Source records:
-*-

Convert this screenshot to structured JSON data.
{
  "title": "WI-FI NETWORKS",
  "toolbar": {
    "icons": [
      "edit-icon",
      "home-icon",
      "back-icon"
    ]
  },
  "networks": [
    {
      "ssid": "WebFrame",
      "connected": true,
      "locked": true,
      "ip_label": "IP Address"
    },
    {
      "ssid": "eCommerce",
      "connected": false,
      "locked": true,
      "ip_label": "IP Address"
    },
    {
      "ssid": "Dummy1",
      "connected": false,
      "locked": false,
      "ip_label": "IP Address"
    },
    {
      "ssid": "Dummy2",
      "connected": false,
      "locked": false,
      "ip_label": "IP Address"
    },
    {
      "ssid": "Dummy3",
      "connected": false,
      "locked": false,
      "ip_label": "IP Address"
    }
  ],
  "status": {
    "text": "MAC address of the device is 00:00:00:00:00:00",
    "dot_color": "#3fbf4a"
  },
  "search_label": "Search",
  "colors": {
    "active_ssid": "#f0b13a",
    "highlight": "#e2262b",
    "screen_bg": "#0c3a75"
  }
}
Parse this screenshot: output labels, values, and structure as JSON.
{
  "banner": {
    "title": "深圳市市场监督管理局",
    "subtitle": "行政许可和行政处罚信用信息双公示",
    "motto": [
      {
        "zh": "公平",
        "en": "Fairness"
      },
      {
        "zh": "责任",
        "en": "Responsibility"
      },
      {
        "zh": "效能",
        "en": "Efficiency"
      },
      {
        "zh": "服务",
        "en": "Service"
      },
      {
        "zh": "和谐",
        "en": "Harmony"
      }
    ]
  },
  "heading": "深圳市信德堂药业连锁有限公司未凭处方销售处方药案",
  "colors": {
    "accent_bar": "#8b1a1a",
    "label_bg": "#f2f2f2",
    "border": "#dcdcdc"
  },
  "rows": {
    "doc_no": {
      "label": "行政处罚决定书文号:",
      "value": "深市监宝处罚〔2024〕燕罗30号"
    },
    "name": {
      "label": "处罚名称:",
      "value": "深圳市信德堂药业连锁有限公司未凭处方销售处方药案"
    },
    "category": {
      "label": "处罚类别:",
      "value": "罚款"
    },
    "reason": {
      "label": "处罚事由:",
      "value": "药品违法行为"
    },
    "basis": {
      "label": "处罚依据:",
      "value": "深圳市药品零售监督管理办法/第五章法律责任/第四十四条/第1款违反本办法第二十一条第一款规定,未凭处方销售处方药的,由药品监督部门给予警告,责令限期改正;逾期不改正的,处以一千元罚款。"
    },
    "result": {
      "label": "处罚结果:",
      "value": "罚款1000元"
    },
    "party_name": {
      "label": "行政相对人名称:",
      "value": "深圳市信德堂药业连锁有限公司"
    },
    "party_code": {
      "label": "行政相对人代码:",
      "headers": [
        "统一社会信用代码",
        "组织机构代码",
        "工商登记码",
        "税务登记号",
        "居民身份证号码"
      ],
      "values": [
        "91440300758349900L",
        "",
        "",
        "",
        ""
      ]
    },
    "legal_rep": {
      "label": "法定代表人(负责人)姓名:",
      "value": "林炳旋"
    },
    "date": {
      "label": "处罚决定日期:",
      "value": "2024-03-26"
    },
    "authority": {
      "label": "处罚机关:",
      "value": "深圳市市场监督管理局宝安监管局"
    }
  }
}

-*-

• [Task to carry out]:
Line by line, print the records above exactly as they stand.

• [Expected output]:
Convert this screenshot to structured JSON data.
{
  "title": "WI-FI NETWORKS",
  "toolbar": {
    "icons": [
      "edit-icon",
      "home-icon",
      "back-icon"
    ]
  },
  "networks": [
    {
      "ssid": "WebFrame",
      "connected": true,
      "locked": true,
      "ip_label": "IP Address"
    },
    {
      "ssid": "eCommerce",
      "connected": false,
      "locked": true,
      "ip_label": "IP Address"
    },
    {
      "ssid": "Dummy1",
      "connected": false,
      "locked": false,
      "ip_label": "IP Address"
    },
    {
      "ssid": "Dummy2",
      "connected": false,
      "locked": false,
      "ip_label": "IP Address"
    },
    {
      "ssid": "Dummy3",
      "connected": false,
      "locked": false,
      "ip_label": "IP Address"
    }
  ],
  "status": {
    "text": "MAC address of the device is 00:00:00:00:00:00",
    "dot_color": "#3fbf4a"
  },
  "search_label": "Search",
  "colors": {
    "active_ssid": "#f0b13a",
    "highlight": "#e2262b",
    "screen_bg": "#0c3a75"
  }
}
Parse this screenshot: output labels, values, and structure as JSON.
{
  "banner": {
    "title": "深圳市市场监督管理局",
    "subtitle": "行政许可和行政处罚信用信息双公示",
    "motto": [
      {
        "zh": "公平",
        "en": "Fairness"
      },
      {
        "zh": "责任",
        "en": "Responsibility"
      },
      {
        "zh": "效能",
        "en": "Efficiency"
      },
      {
        "zh": "服务",
        "en": "Service"
      },
      {
        "zh": "和谐",
        "en": "Harmony"
      }
    ]
  },
  "heading": "深圳市信德堂药业连锁有限公司未凭处方销售处方药案",
  "colors": {
    "accent_bar": "#8b1a1a",
    "label_bg": "#f2f2f2",
    "border": "#dcdcdc"
  },
  "rows": {
    "doc_no": {
      "label": "行政处罚决定书文号:",
      "value": "深市监宝处罚〔2024〕燕罗30号"
    },
    "name": {
      "label": "处罚名称:",
      "value": "深圳市信德堂药业连锁有限公司未凭处方销售处方药案"
    },
    "category": {
      "label": "处罚类别:",
      "value": "罚款"
    },
    "reason": {
      "label": "处罚事由:",
      "value": "药品违法行为"
    },
    "basis": {
      "label": "处罚依据:",
      "value": "深圳市药品零售监督管理办法/第五章法律责任/第四十四条/第1款违反本办法第二十一条第一款规定,未凭处方销售处方药的,由药品监督部门给予警告,责令限期改正;逾期不改正的,处以一千元罚款。"
    },
    "result": {
      "label": "处罚结果:",
      "value": "罚款1000元"
    },
    "party_name": {
      "label": "行政相对人名称:",
      "value": "深圳市信德堂药业连锁有限公司"
    },
    "party_code": {
      "label": "行政相对人代码:",
      "headers": [
        "统一社会信用代码",
        "组织机构代码",
        "工商登记码",
        "税务登记号",
        "居民身份证号码"
      ],
      "values": [
        "91440300758349900L",
        "",
        "",
        "",
        ""
      ]
    },
    "legal_rep": {
      "label": "法定代表人(负责人)姓名:",
      "value": "林炳旋"
    },
    "date": {
      "label": "处罚决定日期:",
      "value": "2024-03-26"
    },
    "authority": {
      "label": "处罚机关:",
      "value": "深圳市市场监督管理局宝安监管局"
    }
  }
}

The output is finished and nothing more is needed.